Instructions to follow: The reply should repeat all of the data word for word, with no pictures.
** Opening Data for this exercise block **
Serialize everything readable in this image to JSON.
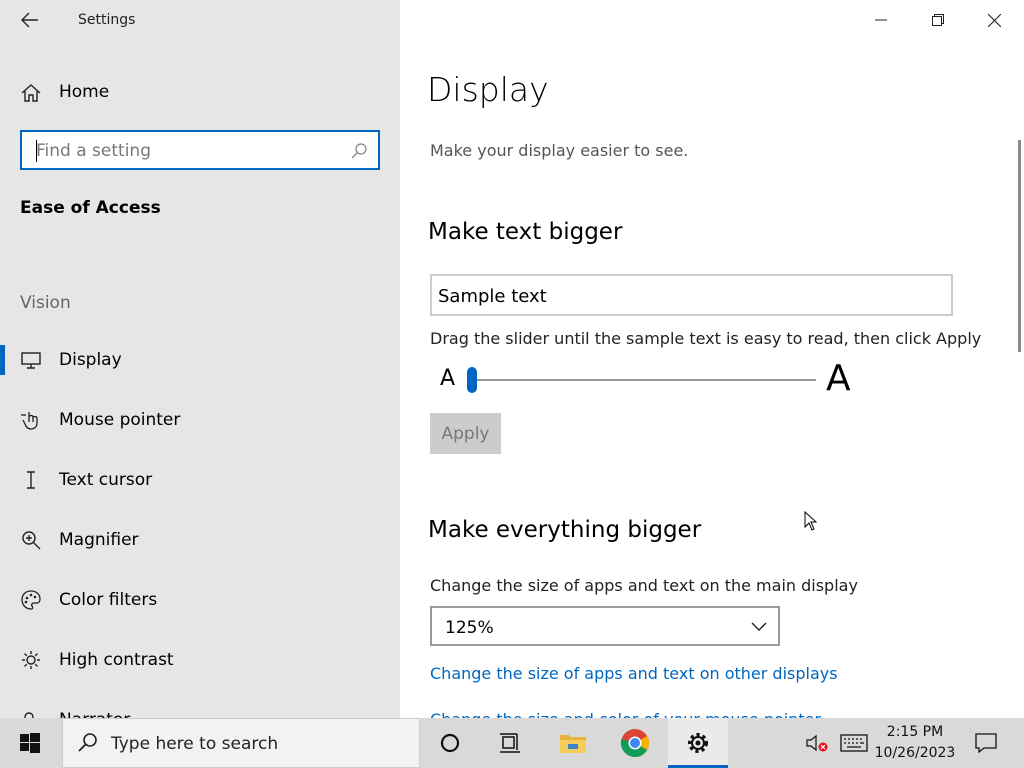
{
  "window": {
    "title": "Settings"
  },
  "sidebar": {
    "home_label": "Home",
    "search_placeholder": "Find a setting",
    "section_title": "Ease of Access",
    "group_label": "Vision",
    "items": [
      {
        "label": "Display",
        "icon": "monitor-icon",
        "active": true
      },
      {
        "label": "Mouse pointer",
        "icon": "mouse-pointer-icon"
      },
      {
        "label": "Text cursor",
        "icon": "text-cursor-icon"
      },
      {
        "label": "Magnifier",
        "icon": "magnifier-icon"
      },
      {
        "label": "Color filters",
        "icon": "color-filters-icon"
      },
      {
        "label": "High contrast",
        "icon": "high-contrast-icon"
      },
      {
        "label": "Narrator",
        "icon": "narrator-icon"
      }
    ]
  },
  "main": {
    "title": "Display",
    "subtitle": "Make your display easier to see.",
    "text_bigger": {
      "heading": "Make text bigger",
      "sample_text": "Sample text",
      "instruction": "Drag the slider until the sample text is easy to read, then click Apply",
      "small_a": "A",
      "big_a": "A",
      "slider_value": 0,
      "apply_label": "Apply"
    },
    "everything_bigger": {
      "heading": "Make everything bigger",
      "change_label": "Change the size of apps and text on the main display",
      "scale_value": "125%",
      "link_other_displays": "Change the size of apps and text on other displays",
      "link_partial": "Change the size and color of your mouse pointer"
    }
  },
  "taskbar": {
    "search_placeholder": "Type here to search",
    "time": "2:15 PM",
    "date": "10/26/2023"
  },
  "colors": {
    "accent": "#0067c0",
    "sidebar_bg": "#e6e6e6",
    "taskbar_bg": "#d9d9d9"
  }
}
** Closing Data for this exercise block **
Result:
Serialize everything readable in this image to JSON.
{
  "window": {
    "title": "Settings"
  },
  "sidebar": {
    "home_label": "Home",
    "search_placeholder": "Find a setting",
    "section_title": "Ease of Access",
    "group_label": "Vision",
    "items": [
      {
        "label": "Display",
        "icon": "monitor-icon",
        "active": true
      },
      {
        "label": "Mouse pointer",
        "icon": "mouse-pointer-icon"
      },
      {
        "label": "Text cursor",
        "icon": "text-cursor-icon"
      },
      {
        "label": "Magnifier",
        "icon": "magnifier-icon"
      },
      {
        "label": "Color filters",
        "icon": "color-filters-icon"
      },
      {
        "label": "High contrast",
        "icon": "high-contrast-icon"
      },
      {
        "label": "Narrator",
        "icon": "narrator-icon"
      }
    ]
  },
  "main": {
    "title": "Display",
    "subtitle": "Make your display easier to see.",
    "text_bigger": {
      "heading": "Make text bigger",
      "sample_text": "Sample text",
      "instruction": "Drag the slider until the sample text is easy to read, then click Apply",
      "small_a": "A",
      "big_a": "A",
      "slider_value": 0,
      "apply_label": "Apply"
    },
    "everything_bigger": {
      "heading": "Make everything bigger",
      "change_label": "Change the size of apps and text on the main display",
      "scale_value": "125%",
      "link_other_displays": "Change the size of apps and text on other displays",
      "link_partial": "Change the size and color of your mouse pointer"
    }
  },
  "taskbar": {
    "search_placeholder": "Type here to search",
    "time": "2:15 PM",
    "date": "10/26/2023"
  },
  "colors": {
    "accent": "#0067c0",
    "sidebar_bg": "#e6e6e6",
    "taskbar_bg": "#d9d9d9"
  }
}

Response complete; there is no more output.